### AVAILABLE DATA

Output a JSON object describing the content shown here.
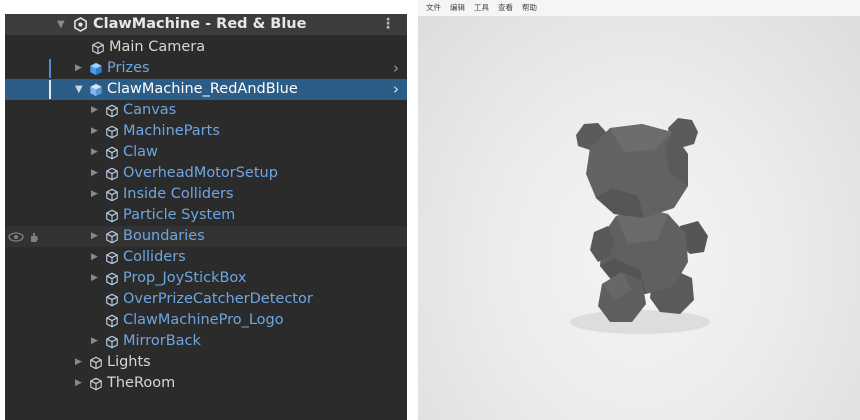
{
  "hierarchy": {
    "scene_name": "ClawMachine - Red & Blue",
    "items": [
      {
        "label": "Main Camera",
        "color": "white"
      },
      {
        "label": "Prizes",
        "color": "blue"
      },
      {
        "label": "ClawMachine_RedAndBlue",
        "color": "white"
      },
      {
        "label": "Canvas",
        "color": "blue"
      },
      {
        "label": "MachineParts",
        "color": "blue"
      },
      {
        "label": "Claw",
        "color": "blue"
      },
      {
        "label": "OverheadMotorSetup",
        "color": "blue"
      },
      {
        "label": "Inside Colliders",
        "color": "blue"
      },
      {
        "label": "Particle System",
        "color": "blue"
      },
      {
        "label": "Boundaries",
        "color": "blue"
      },
      {
        "label": "Colliders",
        "color": "blue"
      },
      {
        "label": "Prop_JoyStickBox",
        "color": "blue"
      },
      {
        "label": "OverPrizeCatcherDetector",
        "color": "blue"
      },
      {
        "label": "ClawMachinePro_Logo",
        "color": "blue"
      },
      {
        "label": "MirrorBack",
        "color": "blue"
      },
      {
        "label": "Lights",
        "color": "white"
      },
      {
        "label": "TheRoom",
        "color": "white"
      }
    ]
  },
  "viewer": {
    "menu": [
      "文件",
      "编辑",
      "工具",
      "查看",
      "帮助"
    ]
  },
  "colors": {
    "panel_bg": "#2b2b2b",
    "selection": "#2c5d87",
    "prefab_text": "#6ea6e2",
    "bear": "#5c5c5c"
  }
}
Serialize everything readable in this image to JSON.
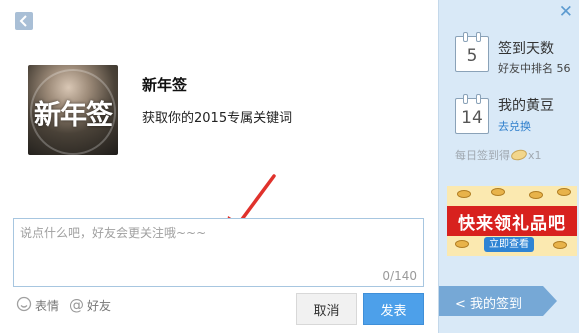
{
  "left": {
    "app_title": "新年签",
    "app_thumb_text": "新年签",
    "app_desc": "获取你的2015专属关键词",
    "comment": {
      "placeholder": "说点什么吧，好友会更关注哦~~~",
      "value": "",
      "char_count": "0/140"
    },
    "tools": {
      "emoji_label": "表情",
      "mention_label": "好友"
    },
    "buttons": {
      "cancel": "取消",
      "send": "发表"
    }
  },
  "right": {
    "sign_days": {
      "icon_number": "5",
      "title": "签到天数",
      "subtitle": "好友中排名 56"
    },
    "beans": {
      "icon_number": "14",
      "title": "我的黄豆",
      "link": "去兑换"
    },
    "bonus": {
      "prefix": "每日签到得",
      "suffix": "x1"
    },
    "ad": {
      "headline": "快来领礼品吧",
      "button": "立即查看"
    },
    "my_signin_label": "< 我的签到"
  },
  "colors": {
    "accent_blue": "#4da0ea",
    "panel_blue": "#d9e9f7",
    "arrow_red": "#e0322c",
    "ad_red": "#d8211e"
  },
  "icons": {
    "back": "chevron-left-icon",
    "close": "close-icon",
    "emoji": "smile-icon",
    "mention": "at-icon",
    "calendar": "calendar-icon",
    "bean": "bean-icon"
  }
}
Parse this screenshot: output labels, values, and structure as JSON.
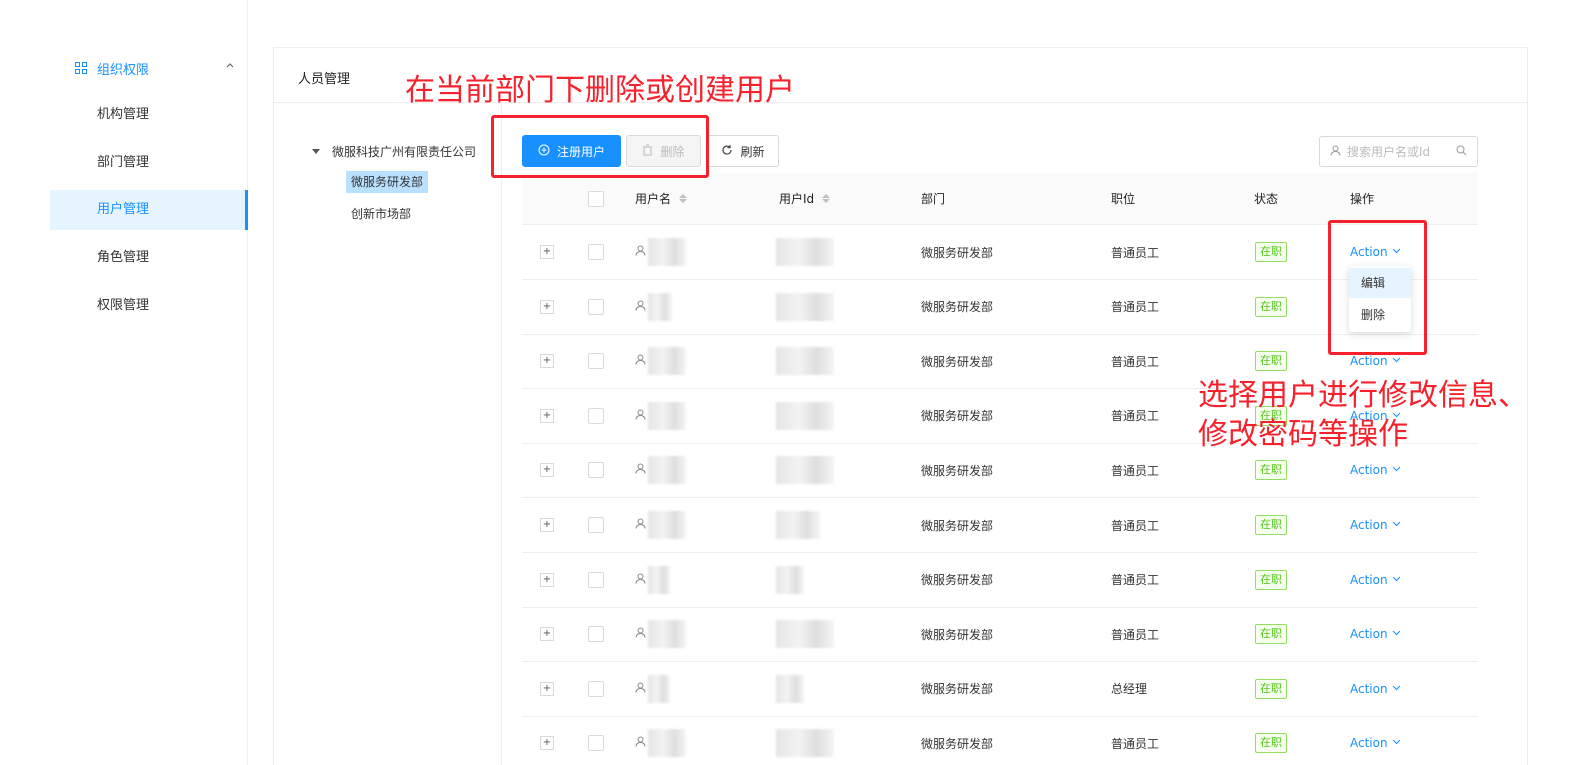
{
  "sidebar": {
    "group_label": "组织权限",
    "items": [
      {
        "label": "机构管理"
      },
      {
        "label": "部门管理"
      },
      {
        "label": "用户管理"
      },
      {
        "label": "角色管理"
      },
      {
        "label": "权限管理"
      }
    ],
    "active_item": "用户管理"
  },
  "card": {
    "title": "人员管理"
  },
  "tree": {
    "root": "微服科技广州有限责任公司",
    "children": [
      {
        "label": "微服务研发部",
        "selected": true
      },
      {
        "label": "创新市场部",
        "selected": false
      }
    ]
  },
  "toolbar": {
    "register_label": "注册用户",
    "delete_label": "删除",
    "refresh_label": "刷新",
    "search_placeholder": "搜索用户名或Id"
  },
  "table": {
    "columns": {
      "username": "用户名",
      "userid": "用户Id",
      "department": "部门",
      "position": "职位",
      "status": "状态",
      "operation": "操作"
    },
    "rows": [
      {
        "department": "微服务研发部",
        "position": "普通员工",
        "status": "在职",
        "action": "Action"
      },
      {
        "department": "微服务研发部",
        "position": "普通员工",
        "status": "在职",
        "action": "Action"
      },
      {
        "department": "微服务研发部",
        "position": "普通员工",
        "status": "在职",
        "action": "Action"
      },
      {
        "department": "微服务研发部",
        "position": "普通员工",
        "status": "在职",
        "action": "Action"
      },
      {
        "department": "微服务研发部",
        "position": "普通员工",
        "status": "在职",
        "action": "Action"
      },
      {
        "department": "微服务研发部",
        "position": "普通员工",
        "status": "在职",
        "action": "Action"
      },
      {
        "department": "微服务研发部",
        "position": "普通员工",
        "status": "在职",
        "action": "Action"
      },
      {
        "department": "微服务研发部",
        "position": "普通员工",
        "status": "在职",
        "action": "Action"
      },
      {
        "department": "微服务研发部",
        "position": "总经理",
        "status": "在职",
        "action": "Action"
      },
      {
        "department": "微服务研发部",
        "position": "普通员工",
        "status": "在职",
        "action": "Action"
      }
    ]
  },
  "dropdown": {
    "items": [
      "编辑",
      "删除"
    ]
  },
  "annotations": {
    "toolbar_note": "在当前部门下删除或创建用户",
    "action_note_line1": "选择用户进行修改信息、",
    "action_note_line2": "修改密码等操作"
  },
  "colors": {
    "primary": "#1890ff",
    "annotation": "#f5222d",
    "status_green": "#52c41a"
  }
}
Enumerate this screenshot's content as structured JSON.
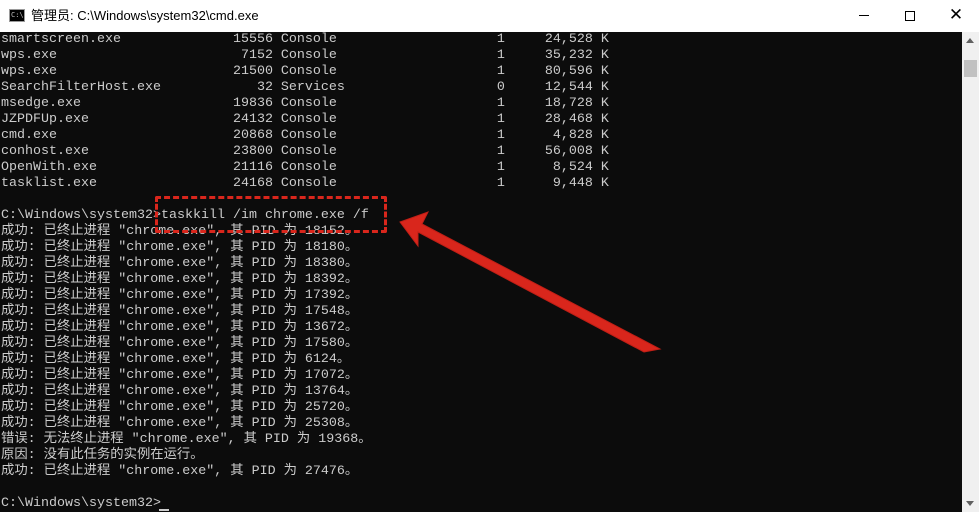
{
  "window": {
    "icon_text": "C:\\",
    "title": "管理员: C:\\Windows\\system32\\cmd.exe",
    "minimize_glyph": "",
    "maximize_glyph": "",
    "close_glyph": "✕"
  },
  "console": {
    "lines": [
      "smartscreen.exe              15556 Console                    1     24,528 K",
      "wps.exe                       7152 Console                    1     35,232 K",
      "wps.exe                      21500 Console                    1     80,596 K",
      "SearchFilterHost.exe            32 Services                   0     12,544 K",
      "msedge.exe                   19836 Console                    1     18,728 K",
      "JZPDFUp.exe                  24132 Console                    1     28,468 K",
      "cmd.exe                      20868 Console                    1      4,828 K",
      "conhost.exe                  23800 Console                    1     56,008 K",
      "OpenWith.exe                 21116 Console                    1      8,524 K",
      "tasklist.exe                 24168 Console                    1      9,448 K",
      "",
      "C:\\Windows\\system32>taskkill /im chrome.exe /f",
      "成功: 已终止进程 \"chrome.exe\", 其 PID 为 18152。",
      "成功: 已终止进程 \"chrome.exe\", 其 PID 为 18180。",
      "成功: 已终止进程 \"chrome.exe\", 其 PID 为 18380。",
      "成功: 已终止进程 \"chrome.exe\", 其 PID 为 18392。",
      "成功: 已终止进程 \"chrome.exe\", 其 PID 为 17392。",
      "成功: 已终止进程 \"chrome.exe\", 其 PID 为 17548。",
      "成功: 已终止进程 \"chrome.exe\", 其 PID 为 13672。",
      "成功: 已终止进程 \"chrome.exe\", 其 PID 为 17580。",
      "成功: 已终止进程 \"chrome.exe\", 其 PID 为 6124。",
      "成功: 已终止进程 \"chrome.exe\", 其 PID 为 17072。",
      "成功: 已终止进程 \"chrome.exe\", 其 PID 为 13764。",
      "成功: 已终止进程 \"chrome.exe\", 其 PID 为 25720。",
      "成功: 已终止进程 \"chrome.exe\", 其 PID 为 25308。",
      "错误: 无法终止进程 \"chrome.exe\", 其 PID 为 19368。",
      "原因: 没有此任务的实例在运行。",
      "成功: 已终止进程 \"chrome.exe\", 其 PID 为 27476。",
      "",
      "C:\\Windows\\system32>"
    ]
  },
  "colors": {
    "console_bg": "#0c0c0c",
    "console_text": "#cccccc",
    "annotation_red": "#d9261c"
  }
}
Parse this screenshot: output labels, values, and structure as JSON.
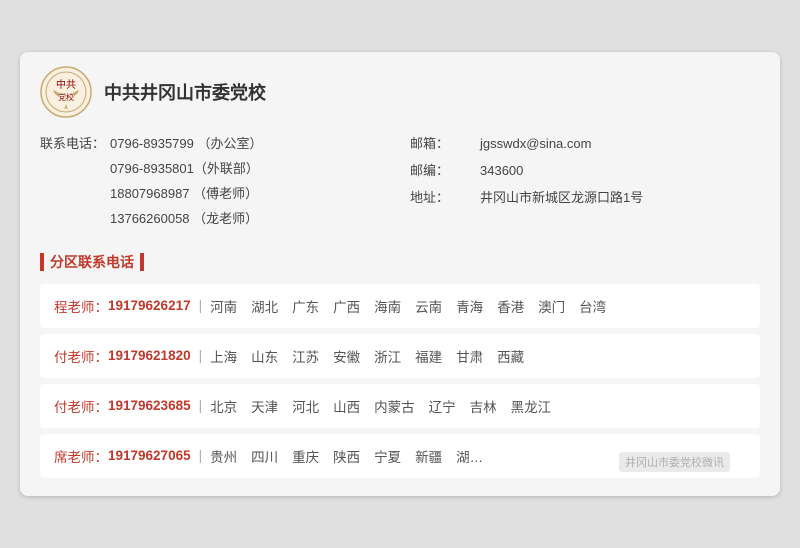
{
  "org": {
    "name": "中共井冈山市委党校",
    "logo_alt": "党校徽章"
  },
  "contact": {
    "label_phone": "联系电话：",
    "phones": [
      {
        "number": "0796-8935799",
        "note": "（办公室）"
      },
      {
        "number": "0796-8935801",
        "note": "（外联部）"
      },
      {
        "number": "18807968987",
        "note": "（傅老师）"
      },
      {
        "number": "13766260058",
        "note": "（龙老师）"
      }
    ],
    "label_email": "邮箱：",
    "email": "jgsswdx@sina.com",
    "label_postcode": "邮编：",
    "postcode": "343600",
    "label_address": "地址：",
    "address": "井冈山市新城区龙源口路1号"
  },
  "section_title": "分区联系电话",
  "regions": [
    {
      "teacher": "程老师：",
      "phone": "19179626217",
      "areas": [
        "河南",
        "湖北",
        "广东",
        "广西",
        "海南",
        "云南",
        "青海",
        "香港",
        "澳门",
        "台湾"
      ]
    },
    {
      "teacher": "付老师：",
      "phone": "19179621820",
      "areas": [
        "上海",
        "山东",
        "江苏",
        "安徽",
        "浙江",
        "福建",
        "甘肃",
        "西藏"
      ]
    },
    {
      "teacher": "付老师：",
      "phone": "19179623685",
      "areas": [
        "北京",
        "天津",
        "河北",
        "山西",
        "内蒙古",
        "辽宁",
        "吉林",
        "黑龙江"
      ]
    },
    {
      "teacher": "席老师：",
      "phone": "19179627065",
      "areas": [
        "贵州",
        "四川",
        "重庆",
        "陕西",
        "宁夏",
        "新疆",
        "湖…"
      ]
    }
  ],
  "watermark": "井冈山市委党校微讯"
}
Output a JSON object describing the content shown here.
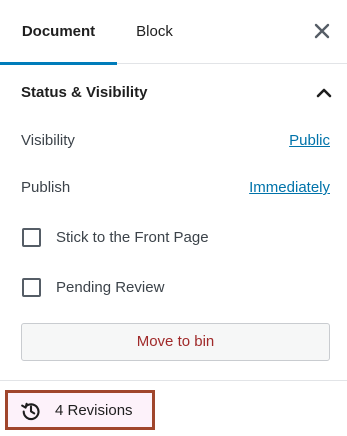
{
  "tabs": {
    "document_label": "Document",
    "block_label": "Block"
  },
  "section": {
    "title": "Status & Visibility"
  },
  "visibility": {
    "label": "Visibility",
    "value": "Public"
  },
  "publish": {
    "label": "Publish",
    "value": "Immediately"
  },
  "options": {
    "stick_to_front": {
      "label": "Stick to the Front Page",
      "checked": false
    },
    "pending_review": {
      "label": "Pending Review",
      "checked": false
    }
  },
  "actions": {
    "move_to_bin_label": "Move to bin"
  },
  "revisions": {
    "label": "4 Revisions"
  },
  "colors": {
    "accent": "#007cba",
    "link": "#0073aa",
    "danger_text": "#a02a2a",
    "highlight_border": "#a0462c",
    "highlight_bg": "#fdf2fa"
  },
  "icons": {
    "close": "close-icon",
    "chevron": "chevron-up-icon",
    "revisions": "history-icon"
  }
}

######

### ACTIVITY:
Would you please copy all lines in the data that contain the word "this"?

### ANSWER SPACE:
Serialize everything readable in this image to JSON.
Parse this screenshot: output labels, values, and structure as JSON.
Enumerate this screenshot's content as structured JSON.
Parse this screenshot: output labels, values, and structure as JSON.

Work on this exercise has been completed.